Within the material below, tally every line that holds the word "JSON", then give the tally and nothing more.

------

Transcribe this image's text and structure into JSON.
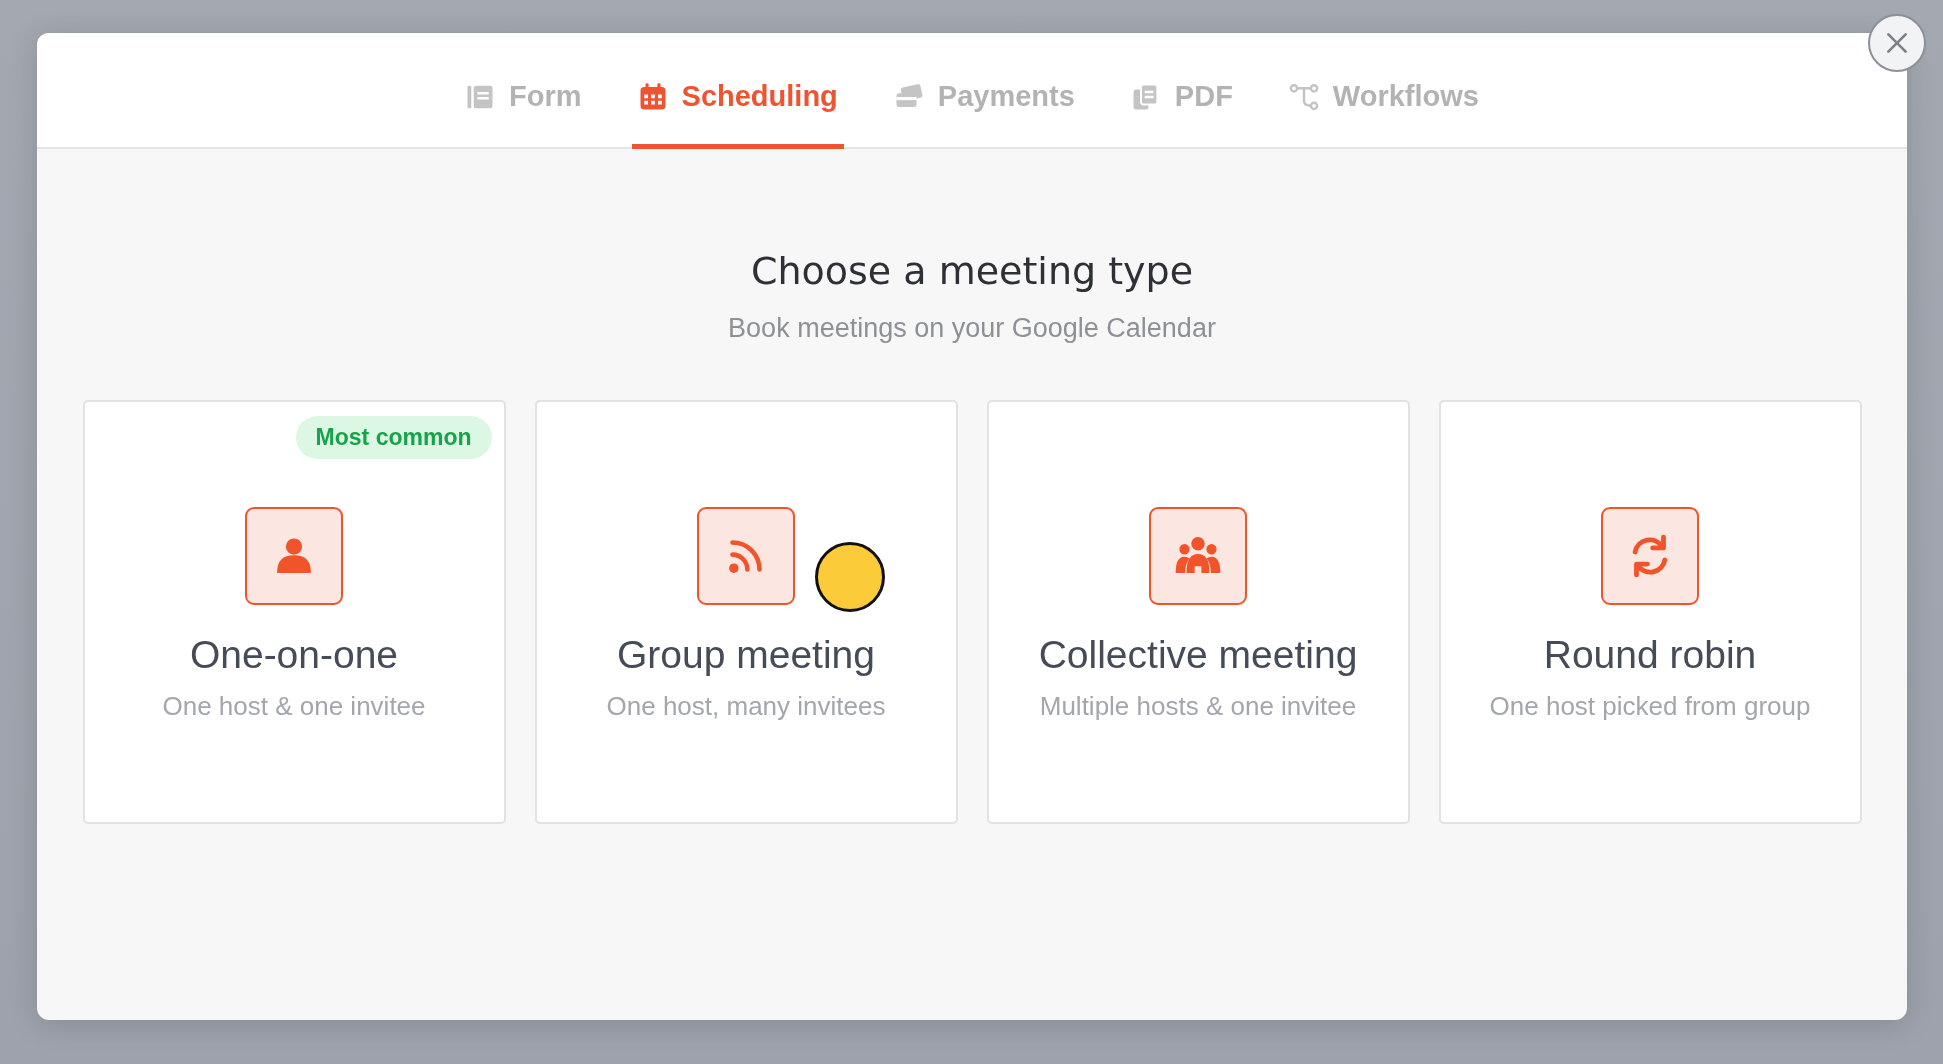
{
  "tabs": [
    {
      "label": "Form",
      "selected": false
    },
    {
      "label": "Scheduling",
      "selected": true
    },
    {
      "label": "Payments",
      "selected": false
    },
    {
      "label": "PDF",
      "selected": false
    },
    {
      "label": "Workflows",
      "selected": false
    }
  ],
  "heading": "Choose a meeting type",
  "subheading": "Book meetings on your Google Calendar",
  "meeting_types": [
    {
      "title": "One-on-one",
      "description": "One host & one invitee",
      "badge": "Most common"
    },
    {
      "title": "Group meeting",
      "description": "One host, many invitees"
    },
    {
      "title": "Collective meeting",
      "description": "Multiple hosts & one invitee"
    },
    {
      "title": "Round robin",
      "description": "One host picked from group"
    }
  ]
}
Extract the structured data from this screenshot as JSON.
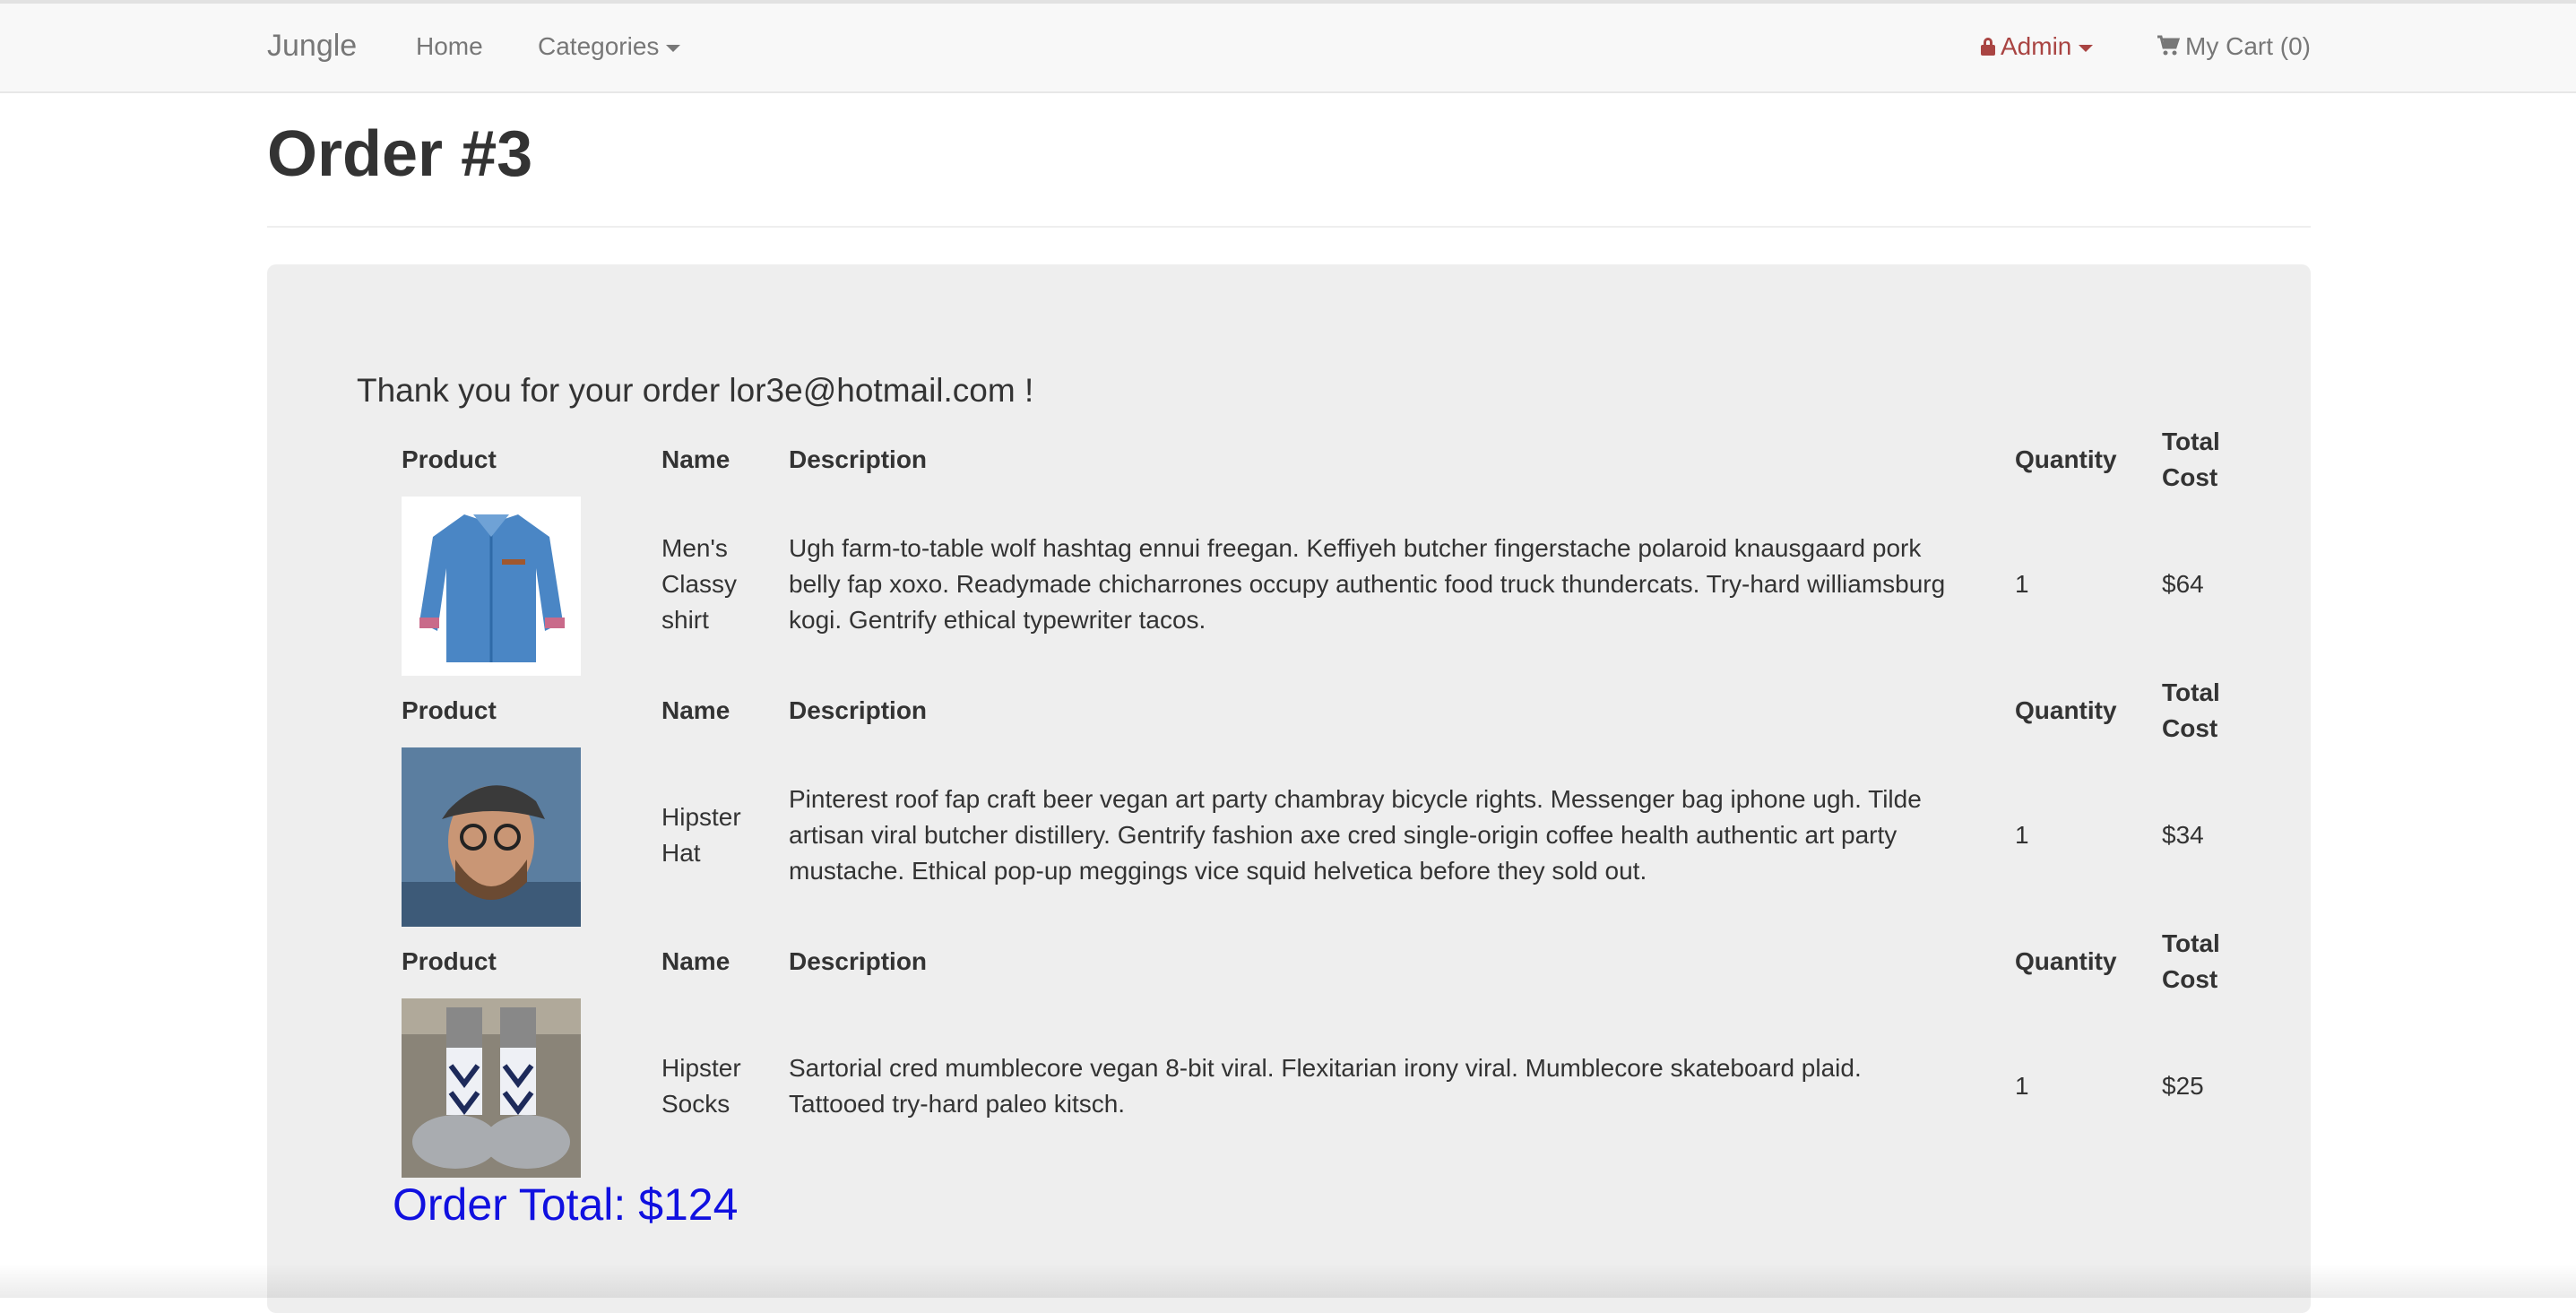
{
  "navbar": {
    "brand": "Jungle",
    "home": "Home",
    "categories": "Categories",
    "admin": "Admin",
    "cart": "My Cart (0)",
    "admin_color": "#a94442"
  },
  "page": {
    "title": "Order #3",
    "thank_you": "Thank you for your order lor3e@hotmail.com !",
    "order_total": "Order Total: $124",
    "total_color": "#1010e0"
  },
  "table": {
    "headers": {
      "product": "Product",
      "name": "Name",
      "description": "Description",
      "quantity": "Quantity",
      "total_cost_1": "Total",
      "total_cost_2": "Cost"
    },
    "rows": [
      {
        "image": "blue-denim-shirt",
        "name_lines": [
          "Men's",
          "Classy",
          "shirt"
        ],
        "description_lines": [
          "Ugh farm-to-table wolf hashtag ennui freegan. Keffiyeh butcher fingerstache polaroid knausgaard pork",
          "belly fap xoxo. Readymade chicharrones occupy authentic food truck thundercats. Try-hard williamsburg",
          "kogi. Gentrify ethical typewriter tacos."
        ],
        "quantity": "1",
        "total": "$64"
      },
      {
        "image": "man-in-flat-cap",
        "name_lines": [
          "Hipster",
          "Hat"
        ],
        "description_lines": [
          "Pinterest roof fap craft beer vegan art party chambray bicycle rights. Messenger bag iphone ugh. Tilde",
          "artisan viral butcher distillery. Gentrify fashion axe cred single-origin coffee health authentic art party",
          "mustache. Ethical pop-up meggings vice squid helvetica before they sold out."
        ],
        "quantity": "1",
        "total": "$34"
      },
      {
        "image": "patterned-socks-sneakers",
        "name_lines": [
          "Hipster",
          "Socks"
        ],
        "description_lines": [
          "Sartorial cred mumblecore vegan 8-bit viral. Flexitarian irony viral. Mumblecore skateboard plaid.",
          "Tattooed try-hard paleo kitsch."
        ],
        "quantity": "1",
        "total": "$25"
      }
    ]
  }
}
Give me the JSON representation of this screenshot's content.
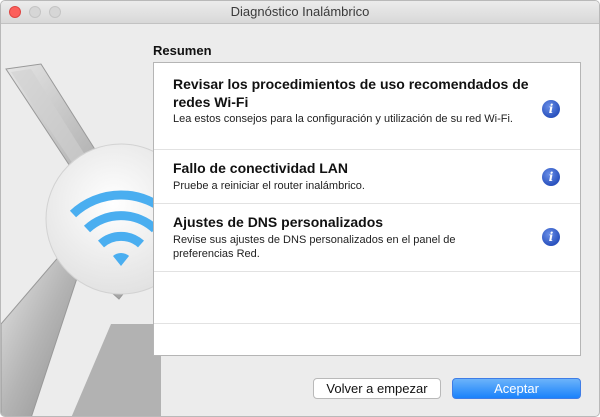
{
  "window": {
    "title": "Diagnóstico Inalámbrico"
  },
  "summary": {
    "heading": "Resumen",
    "items": [
      {
        "title": "Revisar los procedimientos de uso recomendados de redes Wi-Fi",
        "description": "Lea estos consejos para la configuración y utilización de su red Wi-Fi.",
        "icon": "info-icon"
      },
      {
        "title": "Fallo de conectividad LAN",
        "description": "Pruebe a reiniciar el router inalámbrico.",
        "icon": "info-icon"
      },
      {
        "title": "Ajustes de DNS personalizados",
        "description": "Revise sus ajustes de DNS personalizados en el panel de preferencias Red.",
        "icon": "info-icon"
      }
    ]
  },
  "buttons": {
    "restart": "Volver a empezar",
    "accept": "Aceptar"
  },
  "colors": {
    "accent": "#1a82fb",
    "info": "#2a52be",
    "wifi": "#4aaef0",
    "close": "#fc605c"
  }
}
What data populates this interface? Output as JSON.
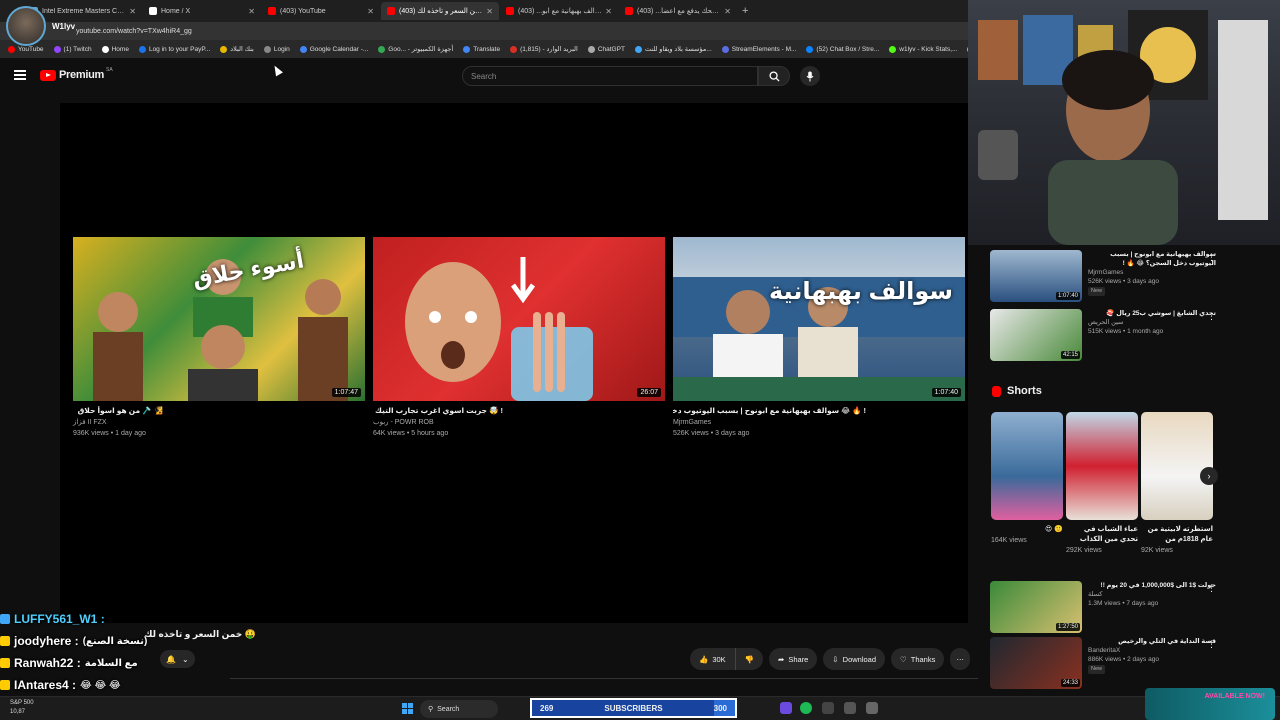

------

Answer area: 4